This review by Trisha Ray was commissioned by Sameer Kamat who was kind enough to wait for months and game enough to allow this scathing review to be published.
In a list of things that you would feasibly call ‘wild’, management consulting would rank pretty low, possible after pottery classes. With this prejudice in mind, I was a bit skeptical as I dove into Sameer Kamat’s thriller, Business Doctors: Management Consulting Gone Wild. The premise was intriguing enough. Woody’s Family Business is down in the docks, bleeding money and set to collapse in on itself, when the boss’s wife, Angie suggests an unusual remedy. Enter Michael Schneider, blue-eyed, Armani-clad, cool-headed management consulting wiz. The twist of course is that WFB is a mafia ring- with their fingers in a variety of pies ranging from pornography, to gambling, to marijuana. Schneider faces the unusual challenge of explaining to hard-headed gangsters how to run their business, while trying his best to dodge the mafia boss’ wife’s advances. WFB is something of an institution in the underworld, and even as they crumble, they send shivers down the competition’s spine. The best example of their ruthlessness would be the fact that their initiation ceremony includes a fight till death (or near death), which Schneider suddenly finds himself bang in the middle of. Reluctant at first, he discovers his flair for hatching nefarious schemes- including a series of outrageous jailbreaks, and a mafia boot camp

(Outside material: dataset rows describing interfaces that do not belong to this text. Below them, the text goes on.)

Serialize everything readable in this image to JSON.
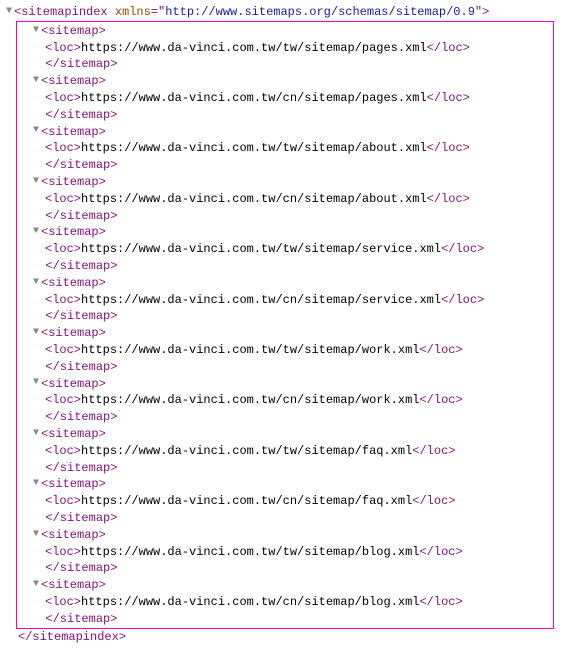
{
  "root": {
    "tag": "sitemapindex",
    "attrName": "xmlns",
    "attrValue": "http://www.sitemaps.org/schemas/sitemap/0.9"
  },
  "items": [
    {
      "url": "https://www.da-vinci.com.tw/tw/sitemap/pages.xml"
    },
    {
      "url": "https://www.da-vinci.com.tw/cn/sitemap/pages.xml"
    },
    {
      "url": "https://www.da-vinci.com.tw/tw/sitemap/about.xml"
    },
    {
      "url": "https://www.da-vinci.com.tw/cn/sitemap/about.xml"
    },
    {
      "url": "https://www.da-vinci.com.tw/tw/sitemap/service.xml"
    },
    {
      "url": "https://www.da-vinci.com.tw/cn/sitemap/service.xml"
    },
    {
      "url": "https://www.da-vinci.com.tw/tw/sitemap/work.xml"
    },
    {
      "url": "https://www.da-vinci.com.tw/cn/sitemap/work.xml"
    },
    {
      "url": "https://www.da-vinci.com.tw/tw/sitemap/faq.xml"
    },
    {
      "url": "https://www.da-vinci.com.tw/cn/sitemap/faq.xml"
    },
    {
      "url": "https://www.da-vinci.com.tw/tw/sitemap/blog.xml"
    },
    {
      "url": "https://www.da-vinci.com.tw/cn/sitemap/blog.xml"
    }
  ],
  "labels": {
    "sitemapOpen": "<sitemap>",
    "sitemapClose": "</sitemap>",
    "locOpen": "<loc>",
    "locClose": "</loc>",
    "rootClose": "</sitemapindex>",
    "toggle": "▼"
  }
}
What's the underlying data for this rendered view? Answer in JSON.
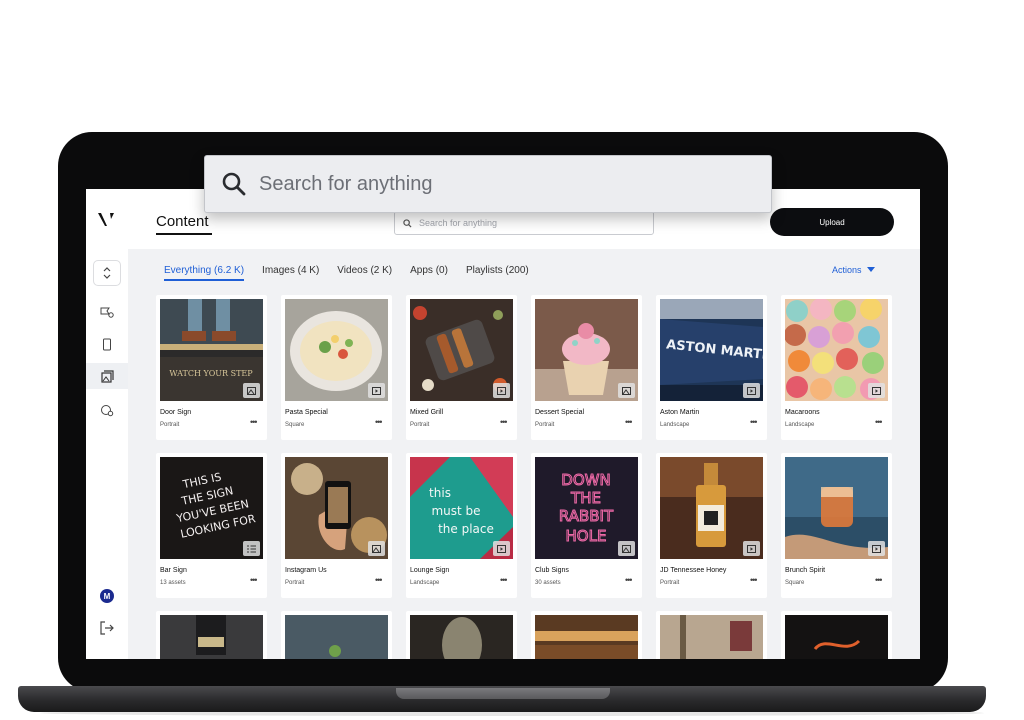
{
  "search": {
    "placeholder": "Search for anything"
  },
  "header": {
    "title": "Content",
    "search_placeholder": "Search for anything",
    "upload_label": "Upload"
  },
  "sidebar": {
    "avatar_initial": "M"
  },
  "tabs": [
    {
      "label": "Everything (6.2 K)",
      "active": true
    },
    {
      "label": "Images (4 K)"
    },
    {
      "label": "Videos (2 K)"
    },
    {
      "label": "Apps (0)"
    },
    {
      "label": "Playlists (200)"
    }
  ],
  "actions_label": "Actions",
  "cards": [
    {
      "title": "Door Sign",
      "subtitle": "Portrait",
      "type": "image-icon"
    },
    {
      "title": "Pasta Special",
      "subtitle": "Square",
      "type": "video-icon"
    },
    {
      "title": "Mixed Grill",
      "subtitle": "Portrait",
      "type": "video-icon"
    },
    {
      "title": "Dessert Special",
      "subtitle": "Portrait",
      "type": "image-icon"
    },
    {
      "title": "Aston Martin",
      "subtitle": "Landscape",
      "type": "video-icon"
    },
    {
      "title": "Macaroons",
      "subtitle": "Landscape",
      "type": "video-icon"
    },
    {
      "title": "Bar Sign",
      "subtitle": "13 assets",
      "type": "playlist-icon"
    },
    {
      "title": "Instagram Us",
      "subtitle": "Portrait",
      "type": "image-icon"
    },
    {
      "title": "Lounge Sign",
      "subtitle": "Landscape",
      "type": "video-icon"
    },
    {
      "title": "Club Signs",
      "subtitle": "30 assets",
      "type": "image-icon"
    },
    {
      "title": "JD Tennessee Honey",
      "subtitle": "Portrait",
      "type": "video-icon"
    },
    {
      "title": "Brunch Spirit",
      "subtitle": "Square",
      "type": "video-icon"
    }
  ],
  "thumb_texts": {
    "door_sign": "WATCH YOUR STEP",
    "aston": "ASTON MARTIN",
    "bar_sign": [
      "THIS IS",
      "THE SIGN",
      "YOU'VE BEEN",
      "LOOKING FOR"
    ],
    "lounge": [
      "this",
      "must be",
      "the place"
    ],
    "club": [
      "DOWN",
      "THE",
      "RABBIT",
      "HOLE"
    ]
  },
  "more_label": "•••"
}
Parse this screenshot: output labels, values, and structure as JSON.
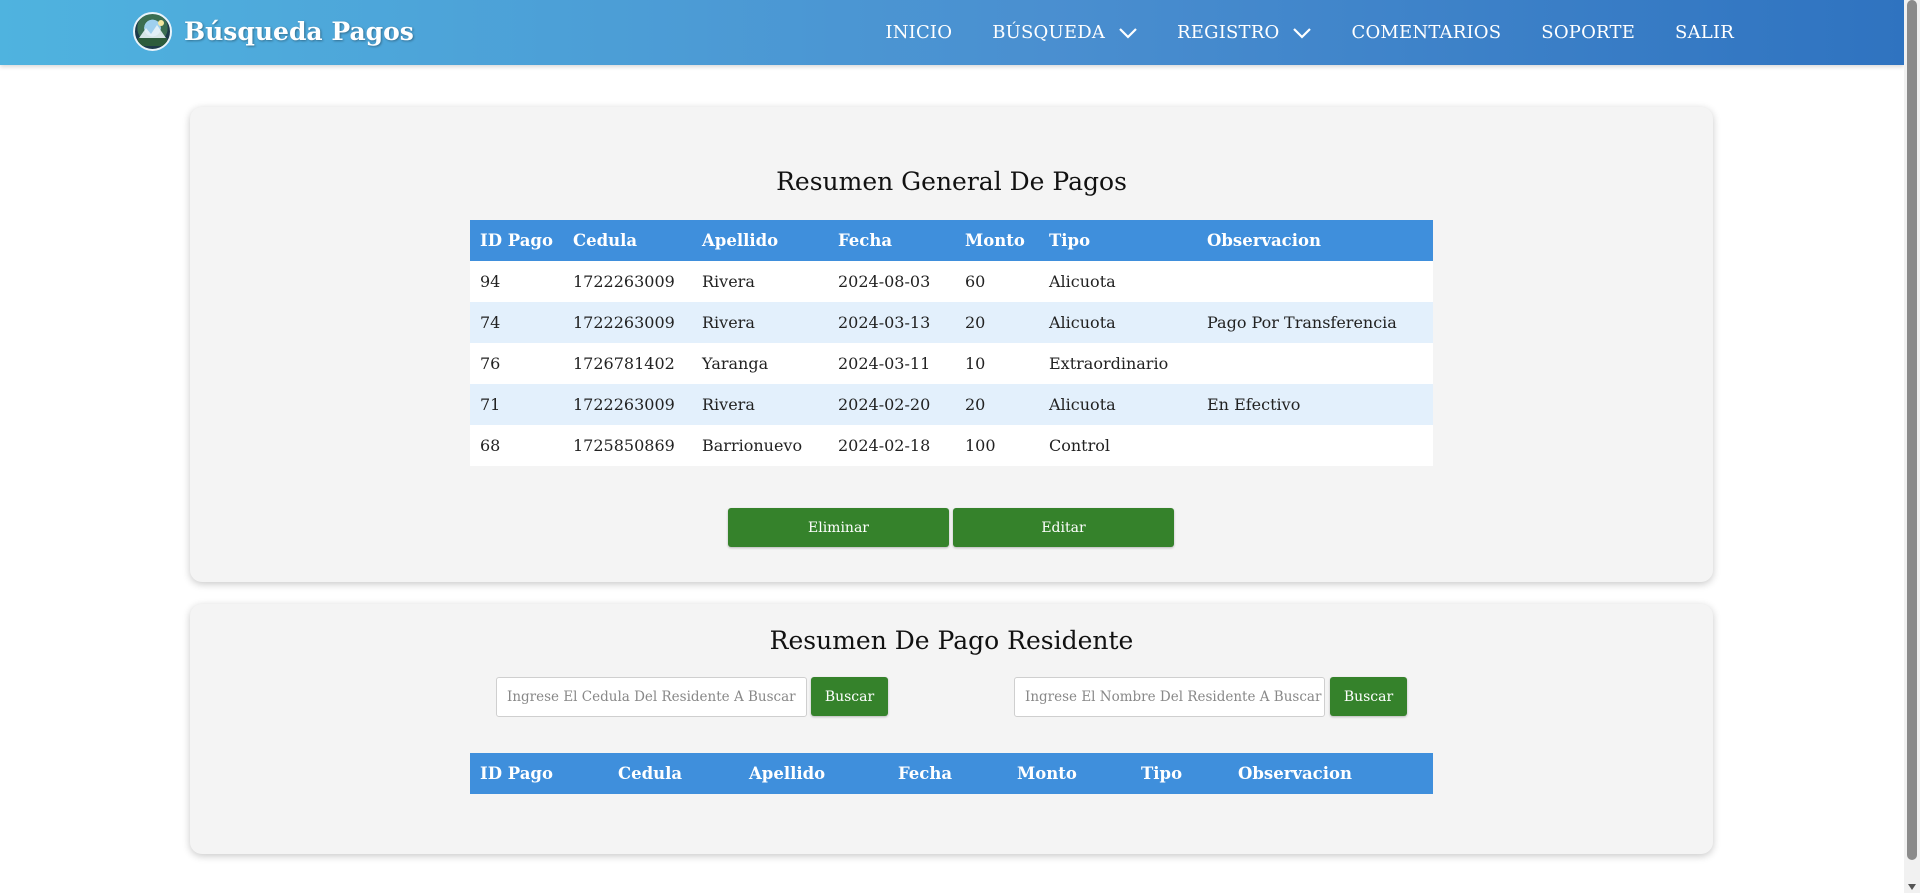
{
  "header": {
    "title": "Búsqueda Pagos",
    "nav": [
      {
        "label": "INICIO",
        "dropdown": false
      },
      {
        "label": "BÚSQUEDA",
        "dropdown": true
      },
      {
        "label": "REGISTRO",
        "dropdown": true
      },
      {
        "label": "COMENTARIOS",
        "dropdown": false
      },
      {
        "label": "SOPORTE",
        "dropdown": false
      },
      {
        "label": "SALIR",
        "dropdown": false
      }
    ]
  },
  "general": {
    "title": "Resumen General De Pagos",
    "columns": [
      "ID Pago",
      "Cedula",
      "Apellido",
      "Fecha",
      "Monto",
      "Tipo",
      "Observacion"
    ],
    "rows": [
      [
        "94",
        "1722263009",
        "Rivera",
        "2024-08-03",
        "60",
        "Alicuota",
        ""
      ],
      [
        "74",
        "1722263009",
        "Rivera",
        "2024-03-13",
        "20",
        "Alicuota",
        "Pago Por Transferencia"
      ],
      [
        "76",
        "1726781402",
        "Yaranga",
        "2024-03-11",
        "10",
        "Extraordinario",
        ""
      ],
      [
        "71",
        "1722263009",
        "Rivera",
        "2024-02-20",
        "20",
        "Alicuota",
        "En Efectivo"
      ],
      [
        "68",
        "1725850869",
        "Barrionuevo",
        "2024-02-18",
        "100",
        "Control",
        ""
      ]
    ],
    "delete_label": "Eliminar",
    "edit_label": "Editar"
  },
  "resident": {
    "title": "Resumen De Pago Residente",
    "cedula_placeholder": "Ingrese El Cedula Del Residente A Buscar",
    "nombre_placeholder": "Ingrese El Nombre Del Residente A Buscar",
    "search_label": "Buscar",
    "columns": [
      "ID Pago",
      "Cedula",
      "Apellido",
      "Fecha",
      "Monto",
      "Tipo",
      "Observacion"
    ]
  },
  "colors": {
    "header_start": "#4fb3df",
    "header_end": "#2f73c0",
    "table_header": "#3f8fdc",
    "button": "#35822b",
    "row_alt": "#e3f0fc"
  },
  "icons": {
    "logo": "community-logo-icon",
    "dropdown": "chevron-down-icon"
  }
}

So far so good, but I missed out a key plot point here. The mafia boss’ name is Stephen Woody aka Woody aka Let’s Bring On the Penis Jokes. So many penis jokes, the most churlish of which is the name of the WFB casino…wait for it…Woody’s Pecker *cue adolescent giggles*. All this is at odds with the menacing figure that Woody is supposed to be- a rough, gruff ball of violence packed in a well-tailored suit. Humor is clearly not a strong point, most of which falls into a category I can only describe as dad jokes. The gangsters sometimes came across as Hindi movie clichés.
But I wouldn’t dismiss the book completely. It has its moments. The author clearly has a lot to share, and his words flow effortlessly on the page. Perhaps the one root problem I can identify is the limitation of a one-off novel format. Some scenes were unnecessarily stretched, and the parts that were interesting were rushed. Many of the relationships between characters were hastily summarized where they could’ve been expanded: the dynamics between Schneider and his colleague, Martin, for instance and even the curious partnership of Woody and his wife Angie (and Angie’s with others). The book also wasted a lot of space on building up the premise and then rushed through the ending in the last 3-4 chapters.

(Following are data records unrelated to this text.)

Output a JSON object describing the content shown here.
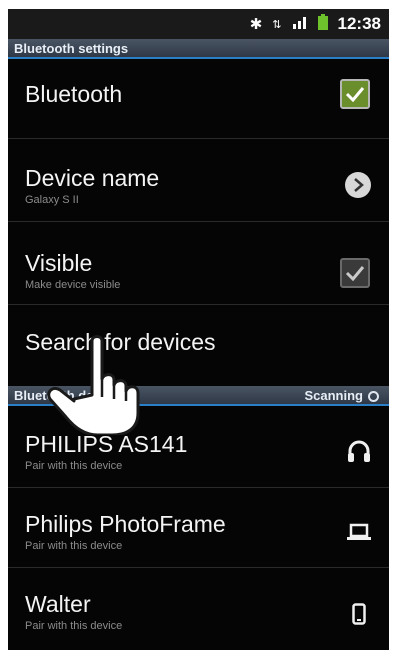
{
  "status_bar": {
    "time": "12:38"
  },
  "sections": {
    "bluetooth_settings": "Bluetooth settings",
    "bluetooth_devices": "Bluetooth devices",
    "scanning": "Scanning"
  },
  "settings": {
    "bluetooth": {
      "label": "Bluetooth",
      "checked": true
    },
    "device_name": {
      "label": "Device name",
      "value": "Galaxy S II"
    },
    "visible": {
      "label": "Visible",
      "sub": "Make device visible",
      "checked": true
    },
    "search": {
      "label": "Search for devices"
    }
  },
  "devices": [
    {
      "name": "PHILIPS AS141",
      "sub": "Pair with this device",
      "icon": "headphones-icon"
    },
    {
      "name": "Philips PhotoFrame",
      "sub": "Pair with this device",
      "icon": "laptop-icon"
    },
    {
      "name": "Walter",
      "sub": "Pair with this device",
      "icon": "phone-icon"
    }
  ],
  "colors": {
    "accent": "#2b7fc7",
    "check_on": "#6a8e2b",
    "section_bg": "#3c4757"
  }
}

Not quite a diamond in the rough, but rather coal that’s begging to become a diamond, Business Doctors is a good read. I didn’t once feel like stopping, but was left hanging, wondering if it all just led up to this (which was a great life lesson, so I have that to be thankful for).
I give a 3 out of 5 rating to Business Doctors
Title: Business Doctors
Publisher: Booksoarus 2014